Generous endowment by Elon parents addresses technology for students with disabilities

The Morris-Miller Endowment for Learning will ensure the new Koenigsberger Learning Center has the most up-to-date assistive learning technology into the future.

First impressions mean a lot. For Gail Miller P’19, husband Richard Morris P’19 and son James ‘19 it would shape four years of their lives and lead to a permanent commitment to serving future students at Elon University through a generous endowment for the Koenigsberger Learning Center.

A rendering of the Koenigsberger Learning Center now under construction at Elon
The Morris-Miller Endowment for Learning will generate funds earmarked to obtain or update assistive technology in the new Koenigsberger Learning Center. The gift was a perfect fit for the family.

“More and more students today are being diagnosed with learning disabilities. These are smart kids who can succeed in college. They just need a little support,” said Miller, an independent guidance counselor who helps students with learning disabilities prepare for college. “The KLC provides that support so they can be successful in college and beyond.”

The two-story, 11,000-square-foot Koenigsberger Learning Center is an addition to the Carol Grotnes Belk Library. It is scheduled to open in the fall of 2018 and bring the offices of academic advising and disabilities resources under one roof. The KLC is unique – a one-stop site for students who are seeking a wide variety of academic resources. The assistive technology lab will be a key part of the new facility for students with disabilities, said Susan Wise, director of the Office of Disabilities Resources at Elon.

“Many of our students may have had limited or no exposure to assistive technology tools in their high school. Our goals are for students who may benefit to be exposed to tools they might not know about and might find helpful and for our students to have access to tools in our labs that aren’t in place anywhere else,” Wise said.

The assistive technology lab will be outfitted with a wide variety of tools, including adaptive hardware such as specialized keyboards, mice and LiveScribe pens as well as software designed to address a range of needs. These include magnification software, screen readers and powerful text-to-speech tools, among others. There will also be tools in the lab with the capability to convert inaccessible documents to alternative formats. The Morris-Miller Endowment for Learning will help provide regular updates or additions to such learning enhancements, ensuring that Elon students have access to the latest technologies.

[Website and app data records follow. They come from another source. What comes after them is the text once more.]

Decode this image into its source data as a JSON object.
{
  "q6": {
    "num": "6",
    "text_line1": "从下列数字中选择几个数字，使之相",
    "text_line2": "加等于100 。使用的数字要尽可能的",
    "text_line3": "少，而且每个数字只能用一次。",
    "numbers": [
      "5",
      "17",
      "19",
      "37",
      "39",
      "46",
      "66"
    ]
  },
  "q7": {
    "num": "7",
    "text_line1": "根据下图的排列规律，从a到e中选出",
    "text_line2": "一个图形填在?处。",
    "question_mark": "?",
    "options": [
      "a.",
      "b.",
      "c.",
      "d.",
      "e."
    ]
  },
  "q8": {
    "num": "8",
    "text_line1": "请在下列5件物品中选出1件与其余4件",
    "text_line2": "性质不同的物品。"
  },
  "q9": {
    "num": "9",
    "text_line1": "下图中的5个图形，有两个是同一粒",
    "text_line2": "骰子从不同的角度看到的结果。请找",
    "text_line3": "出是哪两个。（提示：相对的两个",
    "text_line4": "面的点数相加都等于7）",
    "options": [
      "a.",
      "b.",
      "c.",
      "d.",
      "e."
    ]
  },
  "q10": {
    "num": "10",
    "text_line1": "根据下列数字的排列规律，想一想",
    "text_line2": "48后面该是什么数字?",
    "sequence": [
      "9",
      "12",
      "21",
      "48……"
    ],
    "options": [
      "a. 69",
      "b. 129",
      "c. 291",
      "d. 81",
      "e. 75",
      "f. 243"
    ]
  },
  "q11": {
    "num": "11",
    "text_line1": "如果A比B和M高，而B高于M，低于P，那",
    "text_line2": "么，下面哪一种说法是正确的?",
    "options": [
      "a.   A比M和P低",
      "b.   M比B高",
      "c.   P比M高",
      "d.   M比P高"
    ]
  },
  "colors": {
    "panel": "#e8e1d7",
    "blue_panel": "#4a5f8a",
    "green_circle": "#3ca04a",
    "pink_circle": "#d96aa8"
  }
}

“The technology is changing as it is in every aspect of life today. Our donation will help Elon keep track of those changes and update the technology to be most beneficial to the school and students,” Miller said.

Becky Olive-Taylor, executive director of the Koenigsberger Learning Center and director of Academic Advising said what is best for students drives all program decisions in the KLC. “An assistive technology lab designed for students with disabilities has been on our wish list for a while. We are forever grateful to the Morris-Miller family for their generous gift making the technology lab a reality,” she said.

“We liked the Koenigsberger Learning Center project because my son received such wonderful support from the Office of Disabilities Resources,” Miller said. “The entire staff there does amazing work.”

The Morris-Miller family first visited Elon almost by accident. A friend in college counseling from Singapore visited the family at their home in Charlotte, North Carolina, where Richard Morris is co-founder of Tresata LLC, a predictive analytic software company. Gail and her friend decided to tour campuses around the state. “We looked at Duke, Wake Forest and Chapel Hill. We were driving by Elon so we thought ‘why not take a look around.’ When we stopped at Elon, it reminded us of the Davidson campus near our home. It was small and accessible. The campus was beautiful. It had a real campus feel. We felt comfortable there the moment we arrived,” Miller said.

When it came time for their son James to tour prospective colleges, Elon made the list of places to visit. The family’s strategy was unique but answered the first questions they would have. “My son has a learning disability and we knew that would be a factor in his college experience,” Miller said. “When we arrived we went directly to the Office of Disabilities Resources before taking the official tour to see if the college had the right type of support for him. We were graciously met by the Office of Disabilities Resources at Elon. We had a lovely conversation. They were all so wonderful and welcoming. They answered all of his questions and really made the choice of Elon very easy.”

Today, James is a rising senior majoring in information science. He is interested in possibly pursuing careers in either global information systems or data analysis. This summer he is working as an intern on a project for a Charlotte public health initiative.

“Elon was the perfect college choice for me,” James said. “The campus always felt like a second home. I have made lifelong friends and ultimately, I have received a fantastic education with experiences that will help me to succeed in life beyond college. I owe much of my success to the people in the Disabilities Resources Office. I am grateful for the opportunity to assist other Elon students like me in the future.”